Segment Start: Listed records
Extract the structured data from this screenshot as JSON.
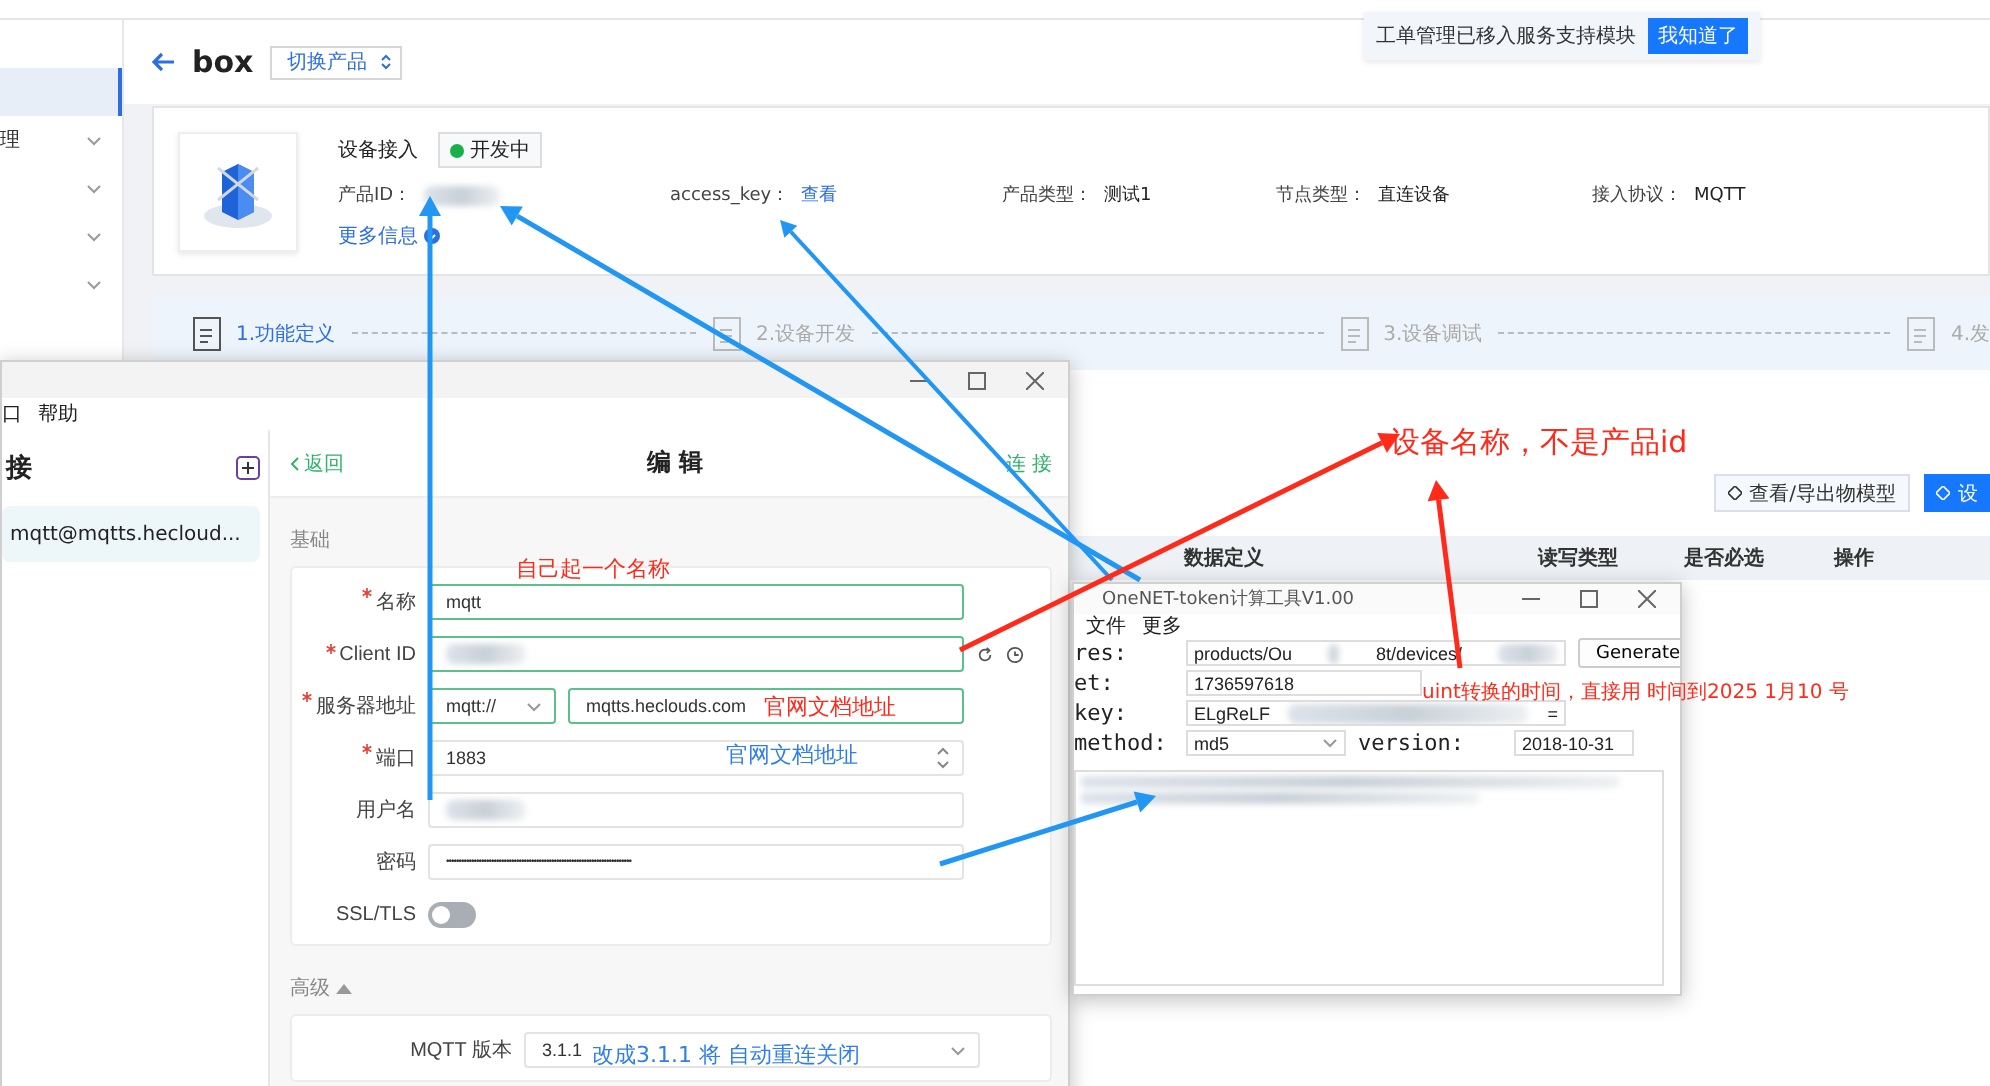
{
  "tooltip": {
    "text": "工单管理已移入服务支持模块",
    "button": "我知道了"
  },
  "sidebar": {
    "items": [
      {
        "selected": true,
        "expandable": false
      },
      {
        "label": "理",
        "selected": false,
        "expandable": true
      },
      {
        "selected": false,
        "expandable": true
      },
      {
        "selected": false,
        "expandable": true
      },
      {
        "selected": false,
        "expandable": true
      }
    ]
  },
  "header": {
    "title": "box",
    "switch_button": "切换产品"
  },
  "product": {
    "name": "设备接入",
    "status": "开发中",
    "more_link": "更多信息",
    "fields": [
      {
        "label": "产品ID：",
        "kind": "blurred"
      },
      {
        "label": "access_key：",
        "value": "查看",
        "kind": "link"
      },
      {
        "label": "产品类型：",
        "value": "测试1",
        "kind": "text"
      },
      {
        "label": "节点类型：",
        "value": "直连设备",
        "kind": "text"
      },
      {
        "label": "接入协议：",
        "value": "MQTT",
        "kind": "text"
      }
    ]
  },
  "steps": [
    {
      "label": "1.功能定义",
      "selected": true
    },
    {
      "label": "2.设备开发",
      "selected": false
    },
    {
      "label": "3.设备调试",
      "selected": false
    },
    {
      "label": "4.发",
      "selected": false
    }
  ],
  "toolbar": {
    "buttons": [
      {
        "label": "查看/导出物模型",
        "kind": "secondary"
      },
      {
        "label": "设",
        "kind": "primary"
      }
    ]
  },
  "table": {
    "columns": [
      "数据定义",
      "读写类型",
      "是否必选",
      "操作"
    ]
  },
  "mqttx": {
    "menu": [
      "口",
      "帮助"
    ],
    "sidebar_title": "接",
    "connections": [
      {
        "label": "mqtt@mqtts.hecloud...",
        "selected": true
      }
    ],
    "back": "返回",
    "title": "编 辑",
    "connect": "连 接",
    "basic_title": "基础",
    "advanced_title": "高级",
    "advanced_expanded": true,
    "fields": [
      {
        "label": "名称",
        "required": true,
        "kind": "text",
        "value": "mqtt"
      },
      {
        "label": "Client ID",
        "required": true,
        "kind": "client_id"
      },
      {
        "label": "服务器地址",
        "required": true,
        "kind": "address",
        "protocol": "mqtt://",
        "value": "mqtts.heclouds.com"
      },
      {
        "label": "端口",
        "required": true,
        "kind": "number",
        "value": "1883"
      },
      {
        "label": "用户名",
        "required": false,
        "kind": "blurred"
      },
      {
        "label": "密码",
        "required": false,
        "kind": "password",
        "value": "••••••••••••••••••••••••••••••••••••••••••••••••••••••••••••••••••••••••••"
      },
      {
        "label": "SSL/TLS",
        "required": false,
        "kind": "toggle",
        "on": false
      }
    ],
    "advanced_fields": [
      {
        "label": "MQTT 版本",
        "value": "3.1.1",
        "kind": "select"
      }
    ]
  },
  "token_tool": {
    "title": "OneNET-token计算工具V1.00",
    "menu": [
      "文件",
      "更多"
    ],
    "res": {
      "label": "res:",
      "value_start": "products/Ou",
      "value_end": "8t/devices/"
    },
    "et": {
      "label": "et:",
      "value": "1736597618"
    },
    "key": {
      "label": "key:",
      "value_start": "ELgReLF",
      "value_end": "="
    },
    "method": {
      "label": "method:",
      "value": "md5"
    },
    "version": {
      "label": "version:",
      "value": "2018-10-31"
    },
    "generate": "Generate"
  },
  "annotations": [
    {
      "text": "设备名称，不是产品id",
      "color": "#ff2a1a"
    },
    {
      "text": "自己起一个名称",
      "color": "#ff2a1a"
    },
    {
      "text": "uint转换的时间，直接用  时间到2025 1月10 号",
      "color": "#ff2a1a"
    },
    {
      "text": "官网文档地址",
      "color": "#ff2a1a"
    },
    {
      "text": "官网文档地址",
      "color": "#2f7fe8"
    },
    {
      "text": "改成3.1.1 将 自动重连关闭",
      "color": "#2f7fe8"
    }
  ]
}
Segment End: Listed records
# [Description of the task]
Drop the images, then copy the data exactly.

# [Answer for this exercise]
Extract the structured data from this screenshot as JSON.
{
  "tooltip": {
    "text": "工单管理已移入服务支持模块",
    "button": "我知道了"
  },
  "sidebar": {
    "items": [
      {
        "selected": true,
        "expandable": false
      },
      {
        "label": "理",
        "selected": false,
        "expandable": true
      },
      {
        "selected": false,
        "expandable": true
      },
      {
        "selected": false,
        "expandable": true
      },
      {
        "selected": false,
        "expandable": true
      }
    ]
  },
  "header": {
    "title": "box",
    "switch_button": "切换产品"
  },
  "product": {
    "name": "设备接入",
    "status": "开发中",
    "more_link": "更多信息",
    "fields": [
      {
        "label": "产品ID：",
        "kind": "blurred"
      },
      {
        "label": "access_key：",
        "value": "查看",
        "kind": "link"
      },
      {
        "label": "产品类型：",
        "value": "测试1",
        "kind": "text"
      },
      {
        "label": "节点类型：",
        "value": "直连设备",
        "kind": "text"
      },
      {
        "label": "接入协议：",
        "value": "MQTT",
        "kind": "text"
      }
    ]
  },
  "steps": [
    {
      "label": "1.功能定义",
      "selected": true
    },
    {
      "label": "2.设备开发",
      "selected": false
    },
    {
      "label": "3.设备调试",
      "selected": false
    },
    {
      "label": "4.发",
      "selected": false
    }
  ],
  "toolbar": {
    "buttons": [
      {
        "label": "查看/导出物模型",
        "kind": "secondary"
      },
      {
        "label": "设",
        "kind": "primary"
      }
    ]
  },
  "table": {
    "columns": [
      "数据定义",
      "读写类型",
      "是否必选",
      "操作"
    ]
  },
  "mqttx": {
    "menu": [
      "口",
      "帮助"
    ],
    "sidebar_title": "接",
    "connections": [
      {
        "label": "mqtt@mqtts.hecloud...",
        "selected": true
      }
    ],
    "back": "返回",
    "title": "编 辑",
    "connect": "连 接",
    "basic_title": "基础",
    "advanced_title": "高级",
    "advanced_expanded": true,
    "fields": [
      {
        "label": "名称",
        "required": true,
        "kind": "text",
        "value": "mqtt"
      },
      {
        "label": "Client ID",
        "required": true,
        "kind": "client_id"
      },
      {
        "label": "服务器地址",
        "required": true,
        "kind": "address",
        "protocol": "mqtt://",
        "value": "mqtts.heclouds.com"
      },
      {
        "label": "端口",
        "required": true,
        "kind": "number",
        "value": "1883"
      },
      {
        "label": "用户名",
        "required": false,
        "kind": "blurred"
      },
      {
        "label": "密码",
        "required": false,
        "kind": "password",
        "value": "••••••••••••••••••••••••••••••••••••••••••••••••••••••••••••••••••••••••••"
      },
      {
        "label": "SSL/TLS",
        "required": false,
        "kind": "toggle",
        "on": false
      }
    ],
    "advanced_fields": [
      {
        "label": "MQTT 版本",
        "value": "3.1.1",
        "kind": "select"
      }
    ]
  },
  "token_tool": {
    "title": "OneNET-token计算工具V1.00",
    "menu": [
      "文件",
      "更多"
    ],
    "res": {
      "label": "res:",
      "value_start": "products/Ou",
      "value_end": "8t/devices/"
    },
    "et": {
      "label": "et:",
      "value": "1736597618"
    },
    "key": {
      "label": "key:",
      "value_start": "ELgReLF",
      "value_end": "="
    },
    "method": {
      "label": "method:",
      "value": "md5"
    },
    "version": {
      "label": "version:",
      "value": "2018-10-31"
    },
    "generate": "Generate"
  },
  "annotations": [
    {
      "text": "设备名称，不是产品id",
      "color": "#ff2a1a"
    },
    {
      "text": "自己起一个名称",
      "color": "#ff2a1a"
    },
    {
      "text": "uint转换的时间，直接用  时间到2025 1月10 号",
      "color": "#ff2a1a"
    },
    {
      "text": "官网文档地址",
      "color": "#ff2a1a"
    },
    {
      "text": "官网文档地址",
      "color": "#2f7fe8"
    },
    {
      "text": "改成3.1.1 将 自动重连关闭",
      "color": "#2f7fe8"
    }
  ]
}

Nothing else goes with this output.